Start of DATASET EXCERPTS

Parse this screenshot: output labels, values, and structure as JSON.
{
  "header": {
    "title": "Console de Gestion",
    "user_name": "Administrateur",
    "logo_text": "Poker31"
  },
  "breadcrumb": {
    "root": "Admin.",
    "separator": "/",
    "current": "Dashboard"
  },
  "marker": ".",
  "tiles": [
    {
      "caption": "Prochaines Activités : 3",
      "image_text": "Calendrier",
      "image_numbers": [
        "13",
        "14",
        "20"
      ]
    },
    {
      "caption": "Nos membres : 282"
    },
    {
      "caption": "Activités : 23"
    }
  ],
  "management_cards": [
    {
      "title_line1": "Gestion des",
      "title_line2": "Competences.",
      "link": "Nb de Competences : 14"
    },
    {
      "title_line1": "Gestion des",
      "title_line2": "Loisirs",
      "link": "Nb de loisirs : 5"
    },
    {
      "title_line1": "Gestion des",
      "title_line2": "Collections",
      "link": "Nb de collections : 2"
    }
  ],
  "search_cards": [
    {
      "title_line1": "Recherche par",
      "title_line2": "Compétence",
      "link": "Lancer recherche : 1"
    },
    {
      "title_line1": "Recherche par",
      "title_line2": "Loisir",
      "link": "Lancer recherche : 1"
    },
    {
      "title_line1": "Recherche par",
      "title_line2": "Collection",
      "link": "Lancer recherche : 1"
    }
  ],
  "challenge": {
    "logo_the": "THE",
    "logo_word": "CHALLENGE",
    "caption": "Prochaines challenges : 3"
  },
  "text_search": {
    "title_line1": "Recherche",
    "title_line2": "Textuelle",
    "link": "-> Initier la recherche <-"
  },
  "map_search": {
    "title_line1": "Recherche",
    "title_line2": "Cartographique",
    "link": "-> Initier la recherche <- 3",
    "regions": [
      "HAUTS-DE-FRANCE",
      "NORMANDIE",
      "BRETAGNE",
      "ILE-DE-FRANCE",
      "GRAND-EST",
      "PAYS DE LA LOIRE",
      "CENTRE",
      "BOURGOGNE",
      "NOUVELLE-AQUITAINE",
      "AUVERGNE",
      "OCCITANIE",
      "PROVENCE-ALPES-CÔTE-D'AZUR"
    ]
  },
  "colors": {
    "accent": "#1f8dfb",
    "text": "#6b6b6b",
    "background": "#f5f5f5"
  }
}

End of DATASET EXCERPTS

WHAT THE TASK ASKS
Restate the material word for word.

ANSWER FOR THIS EXERCISE
Parse this screenshot: output labels, values, and structure as JSON.
{
  "header": {
    "title": "Console de Gestion",
    "user_name": "Administrateur",
    "logo_text": "Poker31"
  },
  "breadcrumb": {
    "root": "Admin.",
    "separator": "/",
    "current": "Dashboard"
  },
  "marker": ".",
  "tiles": [
    {
      "caption": "Prochaines Activités : 3",
      "image_text": "Calendrier",
      "image_numbers": [
        "13",
        "14",
        "20"
      ]
    },
    {
      "caption": "Nos membres : 282"
    },
    {
      "caption": "Activités : 23"
    }
  ],
  "management_cards": [
    {
      "title_line1": "Gestion des",
      "title_line2": "Competences.",
      "link": "Nb de Competences : 14"
    },
    {
      "title_line1": "Gestion des",
      "title_line2": "Loisirs",
      "link": "Nb de loisirs : 5"
    },
    {
      "title_line1": "Gestion des",
      "title_line2": "Collections",
      "link": "Nb de collections : 2"
    }
  ],
  "search_cards": [
    {
      "title_line1": "Recherche par",
      "title_line2": "Compétence",
      "link": "Lancer recherche : 1"
    },
    {
      "title_line1": "Recherche par",
      "title_line2": "Loisir",
      "link": "Lancer recherche : 1"
    },
    {
      "title_line1": "Recherche par",
      "title_line2": "Collection",
      "link": "Lancer recherche : 1"
    }
  ],
  "challenge": {
    "logo_the": "THE",
    "logo_word": "CHALLENGE",
    "caption": "Prochaines challenges : 3"
  },
  "text_search": {
    "title_line1": "Recherche",
    "title_line2": "Textuelle",
    "link": "-> Initier la recherche <-"
  },
  "map_search": {
    "title_line1": "Recherche",
    "title_line2": "Cartographique",
    "link": "-> Initier la recherche <- 3",
    "regions": [
      "HAUTS-DE-FRANCE",
      "NORMANDIE",
      "BRETAGNE",
      "ILE-DE-FRANCE",
      "GRAND-EST",
      "PAYS DE LA LOIRE",
      "CENTRE",
      "BOURGOGNE",
      "NOUVELLE-AQUITAINE",
      "AUVERGNE",
      "OCCITANIE",
      "PROVENCE-ALPES-CÔTE-D'AZUR"
    ]
  },
  "colors": {
    "accent": "#1f8dfb",
    "text": "#6b6b6b",
    "background": "#f5f5f5"
  }
}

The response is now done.